• Task to complete: In the following listing, find the lines containing "Personalization" and report them.

• Exercise input:
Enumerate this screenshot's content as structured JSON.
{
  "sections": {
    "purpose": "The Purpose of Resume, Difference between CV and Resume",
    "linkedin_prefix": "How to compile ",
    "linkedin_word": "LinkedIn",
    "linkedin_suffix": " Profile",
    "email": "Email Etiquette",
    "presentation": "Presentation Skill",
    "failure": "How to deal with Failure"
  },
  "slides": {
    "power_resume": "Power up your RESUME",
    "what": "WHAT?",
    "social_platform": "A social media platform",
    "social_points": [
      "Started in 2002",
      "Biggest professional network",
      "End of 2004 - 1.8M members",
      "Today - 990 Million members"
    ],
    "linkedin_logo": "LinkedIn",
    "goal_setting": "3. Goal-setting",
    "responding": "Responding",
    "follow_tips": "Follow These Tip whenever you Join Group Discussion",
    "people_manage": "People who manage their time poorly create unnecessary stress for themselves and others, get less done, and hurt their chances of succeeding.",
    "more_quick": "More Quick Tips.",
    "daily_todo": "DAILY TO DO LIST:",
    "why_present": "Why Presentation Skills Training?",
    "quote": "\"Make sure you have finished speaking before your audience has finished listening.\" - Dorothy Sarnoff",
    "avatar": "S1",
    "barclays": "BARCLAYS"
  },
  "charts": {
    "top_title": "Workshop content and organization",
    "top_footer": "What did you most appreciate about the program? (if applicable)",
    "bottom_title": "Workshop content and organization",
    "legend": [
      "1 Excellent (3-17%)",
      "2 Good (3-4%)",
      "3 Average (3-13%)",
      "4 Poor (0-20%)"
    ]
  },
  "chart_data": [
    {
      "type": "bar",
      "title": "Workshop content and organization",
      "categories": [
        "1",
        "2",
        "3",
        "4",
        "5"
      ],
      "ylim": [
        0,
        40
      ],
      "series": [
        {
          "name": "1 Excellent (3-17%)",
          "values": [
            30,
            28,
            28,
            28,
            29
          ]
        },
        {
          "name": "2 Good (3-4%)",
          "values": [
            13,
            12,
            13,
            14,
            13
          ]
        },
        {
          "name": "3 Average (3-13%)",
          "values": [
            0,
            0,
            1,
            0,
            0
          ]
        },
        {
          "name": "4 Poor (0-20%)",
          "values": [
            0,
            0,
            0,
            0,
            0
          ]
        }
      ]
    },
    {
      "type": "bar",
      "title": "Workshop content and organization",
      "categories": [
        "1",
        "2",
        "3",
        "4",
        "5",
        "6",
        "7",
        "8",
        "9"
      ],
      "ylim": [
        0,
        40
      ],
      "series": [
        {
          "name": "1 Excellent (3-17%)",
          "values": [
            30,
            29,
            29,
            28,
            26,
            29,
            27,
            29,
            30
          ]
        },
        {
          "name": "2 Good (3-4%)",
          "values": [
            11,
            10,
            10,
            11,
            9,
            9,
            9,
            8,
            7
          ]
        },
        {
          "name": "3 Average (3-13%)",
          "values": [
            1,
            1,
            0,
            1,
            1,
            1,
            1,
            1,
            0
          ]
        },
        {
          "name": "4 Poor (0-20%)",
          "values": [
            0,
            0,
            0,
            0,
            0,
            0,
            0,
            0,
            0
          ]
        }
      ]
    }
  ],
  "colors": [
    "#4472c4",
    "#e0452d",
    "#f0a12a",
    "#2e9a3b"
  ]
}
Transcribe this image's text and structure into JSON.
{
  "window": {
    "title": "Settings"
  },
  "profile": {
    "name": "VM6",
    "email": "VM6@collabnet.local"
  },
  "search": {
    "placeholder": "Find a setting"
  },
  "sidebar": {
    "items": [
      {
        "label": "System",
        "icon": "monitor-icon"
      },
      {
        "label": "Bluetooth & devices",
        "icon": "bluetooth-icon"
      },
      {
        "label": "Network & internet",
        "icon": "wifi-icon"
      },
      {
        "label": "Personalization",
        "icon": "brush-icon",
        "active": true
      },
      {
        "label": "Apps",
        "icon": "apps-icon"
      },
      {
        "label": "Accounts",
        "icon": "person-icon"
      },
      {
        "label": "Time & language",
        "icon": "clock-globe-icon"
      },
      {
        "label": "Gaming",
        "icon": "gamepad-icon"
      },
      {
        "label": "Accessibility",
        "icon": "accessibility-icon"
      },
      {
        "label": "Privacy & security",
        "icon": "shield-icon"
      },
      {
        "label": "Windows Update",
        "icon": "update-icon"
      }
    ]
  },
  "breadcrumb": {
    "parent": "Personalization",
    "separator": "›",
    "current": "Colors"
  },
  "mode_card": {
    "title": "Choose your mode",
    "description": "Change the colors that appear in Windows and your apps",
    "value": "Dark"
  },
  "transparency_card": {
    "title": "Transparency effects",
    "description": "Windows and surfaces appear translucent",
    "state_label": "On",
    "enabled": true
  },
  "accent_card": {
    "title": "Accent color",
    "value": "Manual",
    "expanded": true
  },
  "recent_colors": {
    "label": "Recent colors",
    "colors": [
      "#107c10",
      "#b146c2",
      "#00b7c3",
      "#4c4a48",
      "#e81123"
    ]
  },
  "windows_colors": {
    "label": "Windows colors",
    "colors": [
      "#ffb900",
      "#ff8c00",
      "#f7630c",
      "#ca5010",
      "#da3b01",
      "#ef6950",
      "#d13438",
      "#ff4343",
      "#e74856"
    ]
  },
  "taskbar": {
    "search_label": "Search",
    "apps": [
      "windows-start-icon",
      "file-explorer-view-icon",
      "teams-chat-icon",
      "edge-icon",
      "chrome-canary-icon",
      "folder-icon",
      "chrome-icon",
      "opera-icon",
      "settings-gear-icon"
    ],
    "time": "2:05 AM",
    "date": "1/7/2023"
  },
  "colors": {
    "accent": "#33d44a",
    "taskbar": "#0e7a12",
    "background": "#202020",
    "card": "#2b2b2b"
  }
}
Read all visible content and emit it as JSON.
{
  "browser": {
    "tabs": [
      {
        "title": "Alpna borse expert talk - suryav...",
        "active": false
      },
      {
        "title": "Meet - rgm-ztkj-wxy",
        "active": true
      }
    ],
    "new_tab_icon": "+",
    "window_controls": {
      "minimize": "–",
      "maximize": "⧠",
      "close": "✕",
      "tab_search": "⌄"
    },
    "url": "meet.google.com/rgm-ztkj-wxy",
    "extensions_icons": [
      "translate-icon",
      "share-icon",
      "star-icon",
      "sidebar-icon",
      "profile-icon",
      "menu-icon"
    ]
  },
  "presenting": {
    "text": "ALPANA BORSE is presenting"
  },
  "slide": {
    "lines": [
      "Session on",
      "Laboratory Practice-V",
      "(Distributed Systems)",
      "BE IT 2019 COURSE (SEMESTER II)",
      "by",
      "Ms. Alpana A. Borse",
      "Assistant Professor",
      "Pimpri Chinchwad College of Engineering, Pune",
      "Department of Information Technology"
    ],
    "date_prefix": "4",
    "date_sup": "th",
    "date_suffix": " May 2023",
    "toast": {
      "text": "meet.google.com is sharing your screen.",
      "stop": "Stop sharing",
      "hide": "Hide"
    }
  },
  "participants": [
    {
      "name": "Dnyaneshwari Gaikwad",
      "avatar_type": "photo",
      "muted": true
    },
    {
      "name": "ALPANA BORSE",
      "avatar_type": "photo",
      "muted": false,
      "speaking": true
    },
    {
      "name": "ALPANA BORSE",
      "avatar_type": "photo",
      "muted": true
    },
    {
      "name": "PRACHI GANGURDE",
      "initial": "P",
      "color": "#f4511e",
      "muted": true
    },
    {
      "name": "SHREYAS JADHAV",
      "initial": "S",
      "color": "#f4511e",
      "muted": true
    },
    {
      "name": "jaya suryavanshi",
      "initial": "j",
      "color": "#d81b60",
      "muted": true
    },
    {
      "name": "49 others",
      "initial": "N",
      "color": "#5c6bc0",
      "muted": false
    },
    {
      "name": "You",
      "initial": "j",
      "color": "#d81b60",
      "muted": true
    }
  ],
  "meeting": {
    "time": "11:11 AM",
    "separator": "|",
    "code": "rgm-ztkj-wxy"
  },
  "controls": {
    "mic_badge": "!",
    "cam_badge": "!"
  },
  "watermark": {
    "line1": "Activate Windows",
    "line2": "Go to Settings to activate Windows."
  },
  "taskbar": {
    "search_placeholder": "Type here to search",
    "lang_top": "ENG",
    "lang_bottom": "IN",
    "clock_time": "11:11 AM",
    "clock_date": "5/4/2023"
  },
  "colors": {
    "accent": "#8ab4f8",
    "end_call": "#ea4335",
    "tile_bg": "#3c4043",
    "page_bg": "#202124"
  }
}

• Output of the exercise:
        "label": "Personalization",
    "parent": "Personalization",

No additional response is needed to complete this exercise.